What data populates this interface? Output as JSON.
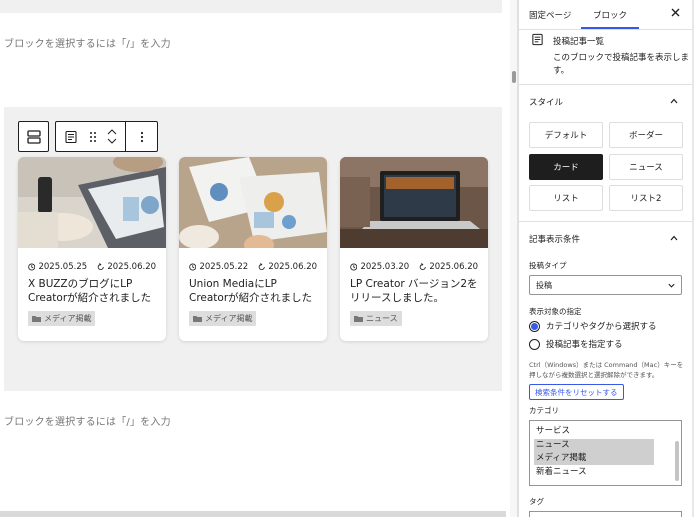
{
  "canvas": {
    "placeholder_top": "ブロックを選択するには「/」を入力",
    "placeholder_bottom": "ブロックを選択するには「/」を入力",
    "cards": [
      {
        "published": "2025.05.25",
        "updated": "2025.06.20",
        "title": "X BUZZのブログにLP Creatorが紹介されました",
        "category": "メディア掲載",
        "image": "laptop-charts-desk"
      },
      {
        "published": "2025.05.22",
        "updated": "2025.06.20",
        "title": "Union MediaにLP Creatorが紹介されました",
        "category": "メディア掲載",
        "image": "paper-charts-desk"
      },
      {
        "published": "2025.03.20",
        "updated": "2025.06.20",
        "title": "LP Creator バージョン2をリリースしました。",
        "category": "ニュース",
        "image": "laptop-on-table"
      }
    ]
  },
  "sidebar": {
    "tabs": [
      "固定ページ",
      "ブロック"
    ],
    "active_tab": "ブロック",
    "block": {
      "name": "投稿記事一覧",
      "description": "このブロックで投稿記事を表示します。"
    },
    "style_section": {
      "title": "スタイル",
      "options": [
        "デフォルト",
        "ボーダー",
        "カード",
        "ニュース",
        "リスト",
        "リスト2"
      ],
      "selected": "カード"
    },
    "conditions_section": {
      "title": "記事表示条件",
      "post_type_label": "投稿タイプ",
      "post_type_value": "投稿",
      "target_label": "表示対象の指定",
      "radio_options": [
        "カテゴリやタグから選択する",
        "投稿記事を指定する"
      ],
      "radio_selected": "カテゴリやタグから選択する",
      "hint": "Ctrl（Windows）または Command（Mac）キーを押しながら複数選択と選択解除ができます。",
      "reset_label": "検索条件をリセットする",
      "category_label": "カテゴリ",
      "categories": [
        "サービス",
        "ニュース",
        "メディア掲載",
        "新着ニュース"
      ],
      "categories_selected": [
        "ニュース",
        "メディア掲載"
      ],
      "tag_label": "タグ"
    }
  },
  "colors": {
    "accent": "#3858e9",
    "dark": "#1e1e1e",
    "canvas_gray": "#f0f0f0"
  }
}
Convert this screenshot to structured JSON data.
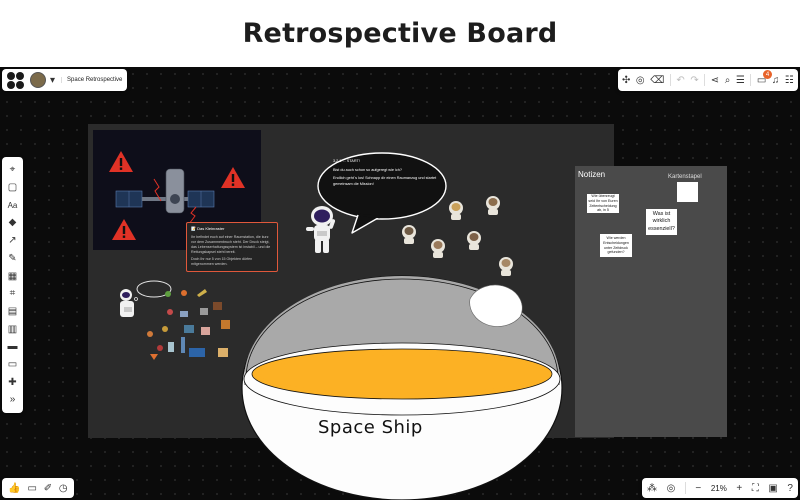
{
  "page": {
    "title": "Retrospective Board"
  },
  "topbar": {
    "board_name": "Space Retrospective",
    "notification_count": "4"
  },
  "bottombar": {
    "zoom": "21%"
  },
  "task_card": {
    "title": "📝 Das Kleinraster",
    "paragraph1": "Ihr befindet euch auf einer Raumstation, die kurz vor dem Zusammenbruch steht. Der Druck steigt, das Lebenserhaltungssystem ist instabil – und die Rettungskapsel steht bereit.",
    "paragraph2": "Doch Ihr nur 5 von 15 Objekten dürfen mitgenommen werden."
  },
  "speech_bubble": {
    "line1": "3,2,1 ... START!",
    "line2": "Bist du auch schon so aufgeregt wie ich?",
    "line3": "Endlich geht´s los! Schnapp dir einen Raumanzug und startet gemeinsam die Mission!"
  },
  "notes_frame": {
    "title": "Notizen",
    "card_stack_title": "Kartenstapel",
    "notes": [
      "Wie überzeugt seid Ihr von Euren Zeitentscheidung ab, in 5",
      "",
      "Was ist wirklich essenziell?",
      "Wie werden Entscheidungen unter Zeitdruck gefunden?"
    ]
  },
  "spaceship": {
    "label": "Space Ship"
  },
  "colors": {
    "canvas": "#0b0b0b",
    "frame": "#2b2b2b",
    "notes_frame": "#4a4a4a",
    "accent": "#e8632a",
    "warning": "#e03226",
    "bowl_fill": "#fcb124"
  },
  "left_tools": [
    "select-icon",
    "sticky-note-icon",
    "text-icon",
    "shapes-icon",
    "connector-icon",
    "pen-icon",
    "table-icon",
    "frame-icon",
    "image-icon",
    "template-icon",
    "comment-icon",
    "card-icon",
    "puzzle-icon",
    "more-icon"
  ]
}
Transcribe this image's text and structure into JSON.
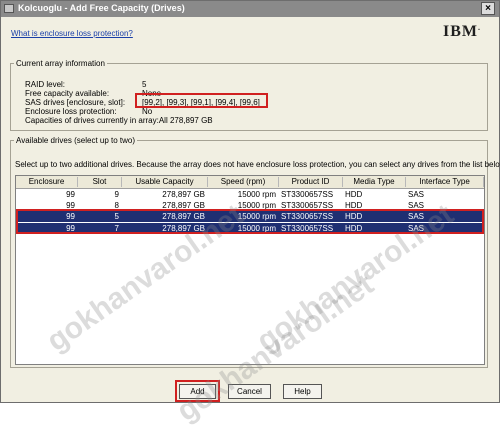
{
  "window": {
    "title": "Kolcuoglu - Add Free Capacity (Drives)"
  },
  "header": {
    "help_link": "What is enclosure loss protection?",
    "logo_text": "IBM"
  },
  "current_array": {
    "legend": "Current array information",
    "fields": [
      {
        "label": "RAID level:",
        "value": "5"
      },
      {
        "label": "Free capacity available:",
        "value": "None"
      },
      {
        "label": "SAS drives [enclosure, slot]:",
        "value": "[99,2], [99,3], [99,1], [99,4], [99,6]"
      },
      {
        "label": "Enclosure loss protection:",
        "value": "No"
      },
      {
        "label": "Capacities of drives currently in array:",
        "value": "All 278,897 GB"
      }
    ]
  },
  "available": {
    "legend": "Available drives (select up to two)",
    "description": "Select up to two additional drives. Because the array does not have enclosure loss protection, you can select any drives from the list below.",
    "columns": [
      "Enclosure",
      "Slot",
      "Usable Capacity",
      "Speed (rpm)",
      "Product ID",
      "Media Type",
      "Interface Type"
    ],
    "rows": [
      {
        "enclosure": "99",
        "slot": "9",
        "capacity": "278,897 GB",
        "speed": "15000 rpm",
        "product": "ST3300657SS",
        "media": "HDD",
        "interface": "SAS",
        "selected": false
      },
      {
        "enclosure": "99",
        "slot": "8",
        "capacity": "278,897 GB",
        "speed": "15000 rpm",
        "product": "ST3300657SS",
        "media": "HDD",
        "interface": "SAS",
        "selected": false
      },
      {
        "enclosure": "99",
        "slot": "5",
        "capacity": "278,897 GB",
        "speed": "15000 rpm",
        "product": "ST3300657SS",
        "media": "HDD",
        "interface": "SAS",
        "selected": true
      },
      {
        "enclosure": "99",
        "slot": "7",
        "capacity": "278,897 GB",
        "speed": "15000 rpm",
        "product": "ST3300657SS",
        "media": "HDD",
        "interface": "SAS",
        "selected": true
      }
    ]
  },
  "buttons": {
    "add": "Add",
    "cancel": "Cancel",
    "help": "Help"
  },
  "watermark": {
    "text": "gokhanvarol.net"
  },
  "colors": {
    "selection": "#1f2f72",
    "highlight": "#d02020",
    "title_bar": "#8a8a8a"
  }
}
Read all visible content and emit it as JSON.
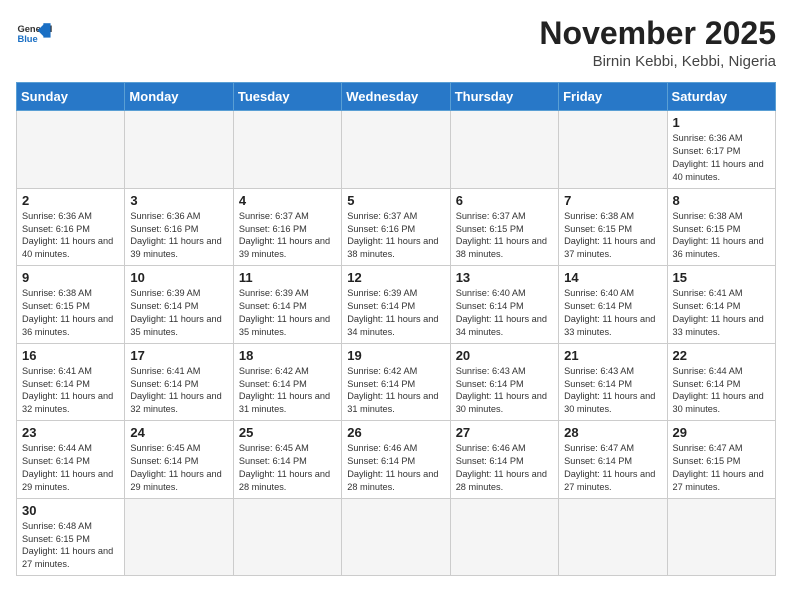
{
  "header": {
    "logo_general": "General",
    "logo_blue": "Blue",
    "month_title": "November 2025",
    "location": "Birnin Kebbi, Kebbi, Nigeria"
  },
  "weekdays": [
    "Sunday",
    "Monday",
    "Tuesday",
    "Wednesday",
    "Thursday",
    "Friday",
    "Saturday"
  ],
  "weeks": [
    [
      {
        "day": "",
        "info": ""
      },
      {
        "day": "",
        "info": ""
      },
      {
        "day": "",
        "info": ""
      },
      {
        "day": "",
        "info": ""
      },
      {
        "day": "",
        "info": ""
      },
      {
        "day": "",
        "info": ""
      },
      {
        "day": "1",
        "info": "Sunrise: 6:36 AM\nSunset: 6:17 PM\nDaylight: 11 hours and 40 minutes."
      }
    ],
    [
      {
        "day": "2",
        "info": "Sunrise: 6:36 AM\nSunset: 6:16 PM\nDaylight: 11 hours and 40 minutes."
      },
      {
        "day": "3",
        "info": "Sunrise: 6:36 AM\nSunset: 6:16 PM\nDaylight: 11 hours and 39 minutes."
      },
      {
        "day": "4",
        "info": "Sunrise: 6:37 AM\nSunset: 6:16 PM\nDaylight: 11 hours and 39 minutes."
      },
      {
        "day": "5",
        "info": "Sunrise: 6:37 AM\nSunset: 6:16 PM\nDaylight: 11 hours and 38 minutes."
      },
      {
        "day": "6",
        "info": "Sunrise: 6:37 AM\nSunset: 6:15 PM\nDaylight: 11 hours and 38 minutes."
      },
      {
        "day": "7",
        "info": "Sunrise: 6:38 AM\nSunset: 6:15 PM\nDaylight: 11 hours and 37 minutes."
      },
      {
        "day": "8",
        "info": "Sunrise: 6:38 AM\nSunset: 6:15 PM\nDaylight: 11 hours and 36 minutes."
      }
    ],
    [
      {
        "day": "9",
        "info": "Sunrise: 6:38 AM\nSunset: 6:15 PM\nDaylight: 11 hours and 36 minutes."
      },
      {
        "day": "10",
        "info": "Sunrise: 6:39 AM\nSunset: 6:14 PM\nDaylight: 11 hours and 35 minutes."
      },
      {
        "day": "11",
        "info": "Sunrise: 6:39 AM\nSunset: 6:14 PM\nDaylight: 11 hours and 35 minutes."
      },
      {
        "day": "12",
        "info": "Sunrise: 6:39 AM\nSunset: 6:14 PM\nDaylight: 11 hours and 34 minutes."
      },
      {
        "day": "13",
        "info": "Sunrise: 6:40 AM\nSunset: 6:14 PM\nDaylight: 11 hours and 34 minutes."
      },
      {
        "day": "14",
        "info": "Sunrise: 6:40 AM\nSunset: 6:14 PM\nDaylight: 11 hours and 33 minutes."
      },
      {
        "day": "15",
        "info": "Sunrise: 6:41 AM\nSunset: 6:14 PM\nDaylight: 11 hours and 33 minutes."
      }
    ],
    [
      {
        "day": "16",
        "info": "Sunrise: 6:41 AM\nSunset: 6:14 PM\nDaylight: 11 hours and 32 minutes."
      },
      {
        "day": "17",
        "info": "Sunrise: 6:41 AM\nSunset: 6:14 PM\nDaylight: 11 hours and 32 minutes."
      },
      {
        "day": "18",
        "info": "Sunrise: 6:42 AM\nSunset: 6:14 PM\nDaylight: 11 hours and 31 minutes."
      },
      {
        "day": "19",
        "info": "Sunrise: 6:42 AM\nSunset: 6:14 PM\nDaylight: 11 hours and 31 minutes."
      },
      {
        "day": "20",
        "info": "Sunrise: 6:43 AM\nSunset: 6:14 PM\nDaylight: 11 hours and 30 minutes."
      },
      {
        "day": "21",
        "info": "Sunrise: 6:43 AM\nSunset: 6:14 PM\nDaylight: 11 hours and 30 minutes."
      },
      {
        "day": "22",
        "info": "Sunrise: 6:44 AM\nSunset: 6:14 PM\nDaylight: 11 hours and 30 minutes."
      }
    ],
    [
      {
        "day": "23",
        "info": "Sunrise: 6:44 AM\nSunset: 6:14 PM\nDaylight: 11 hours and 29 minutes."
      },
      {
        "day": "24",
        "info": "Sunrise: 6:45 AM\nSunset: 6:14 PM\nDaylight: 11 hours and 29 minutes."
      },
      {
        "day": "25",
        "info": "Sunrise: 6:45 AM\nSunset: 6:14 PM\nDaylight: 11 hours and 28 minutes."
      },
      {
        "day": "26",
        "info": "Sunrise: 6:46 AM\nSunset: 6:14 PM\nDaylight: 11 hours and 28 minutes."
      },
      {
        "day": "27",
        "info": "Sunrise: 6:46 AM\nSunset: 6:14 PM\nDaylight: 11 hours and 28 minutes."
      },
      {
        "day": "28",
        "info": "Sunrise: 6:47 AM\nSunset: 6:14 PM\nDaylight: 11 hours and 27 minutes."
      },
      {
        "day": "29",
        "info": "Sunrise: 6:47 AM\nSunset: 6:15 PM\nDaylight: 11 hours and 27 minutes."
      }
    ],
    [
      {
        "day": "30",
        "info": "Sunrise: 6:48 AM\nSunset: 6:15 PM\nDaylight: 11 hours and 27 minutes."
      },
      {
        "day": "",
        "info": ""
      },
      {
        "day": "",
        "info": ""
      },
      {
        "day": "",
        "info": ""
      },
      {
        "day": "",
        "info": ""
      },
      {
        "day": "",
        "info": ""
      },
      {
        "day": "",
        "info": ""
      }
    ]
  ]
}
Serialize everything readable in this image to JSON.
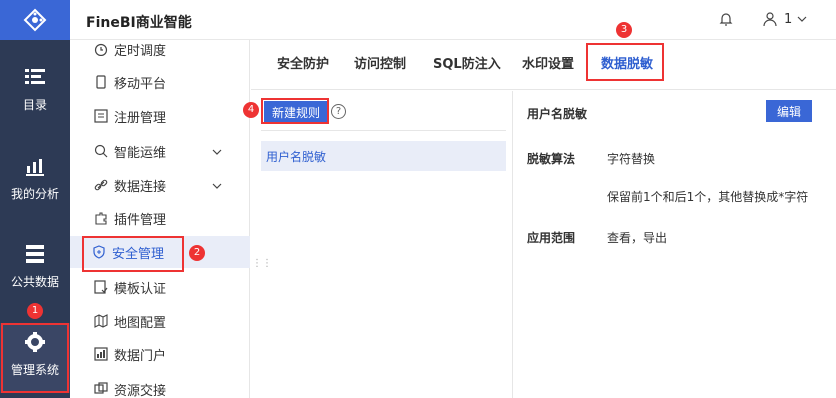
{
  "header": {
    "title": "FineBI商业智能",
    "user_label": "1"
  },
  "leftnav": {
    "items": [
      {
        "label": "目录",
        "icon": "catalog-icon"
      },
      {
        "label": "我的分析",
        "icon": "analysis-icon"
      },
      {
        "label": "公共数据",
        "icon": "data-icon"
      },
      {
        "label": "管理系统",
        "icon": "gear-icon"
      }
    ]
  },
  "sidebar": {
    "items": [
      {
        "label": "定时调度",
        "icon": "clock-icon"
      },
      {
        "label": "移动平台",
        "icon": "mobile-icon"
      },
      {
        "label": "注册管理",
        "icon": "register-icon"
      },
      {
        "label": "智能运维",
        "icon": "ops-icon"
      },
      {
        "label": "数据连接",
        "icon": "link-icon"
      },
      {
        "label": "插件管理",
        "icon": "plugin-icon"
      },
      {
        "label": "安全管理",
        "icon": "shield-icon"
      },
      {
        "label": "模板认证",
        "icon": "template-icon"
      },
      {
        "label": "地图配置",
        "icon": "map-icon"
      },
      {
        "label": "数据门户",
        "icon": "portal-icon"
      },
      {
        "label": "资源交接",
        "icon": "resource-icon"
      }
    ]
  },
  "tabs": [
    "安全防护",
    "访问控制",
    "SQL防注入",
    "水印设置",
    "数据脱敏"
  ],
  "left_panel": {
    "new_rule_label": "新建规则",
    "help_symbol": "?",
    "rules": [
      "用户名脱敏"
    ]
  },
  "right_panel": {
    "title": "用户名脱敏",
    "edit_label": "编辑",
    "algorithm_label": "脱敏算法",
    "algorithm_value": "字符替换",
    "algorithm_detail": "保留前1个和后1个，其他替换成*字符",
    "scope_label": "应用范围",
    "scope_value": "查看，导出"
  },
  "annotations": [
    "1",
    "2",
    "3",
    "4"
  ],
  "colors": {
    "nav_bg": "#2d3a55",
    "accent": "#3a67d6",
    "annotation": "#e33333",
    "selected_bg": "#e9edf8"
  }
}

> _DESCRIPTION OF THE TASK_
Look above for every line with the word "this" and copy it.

> _ANSWER SECTION_
What data populates this interface? Output as JSON.
Convert this screenshot to structured JSON data.
Transcribe this image's text and structure into JSON.
Serialize everything readable in this image to JSON.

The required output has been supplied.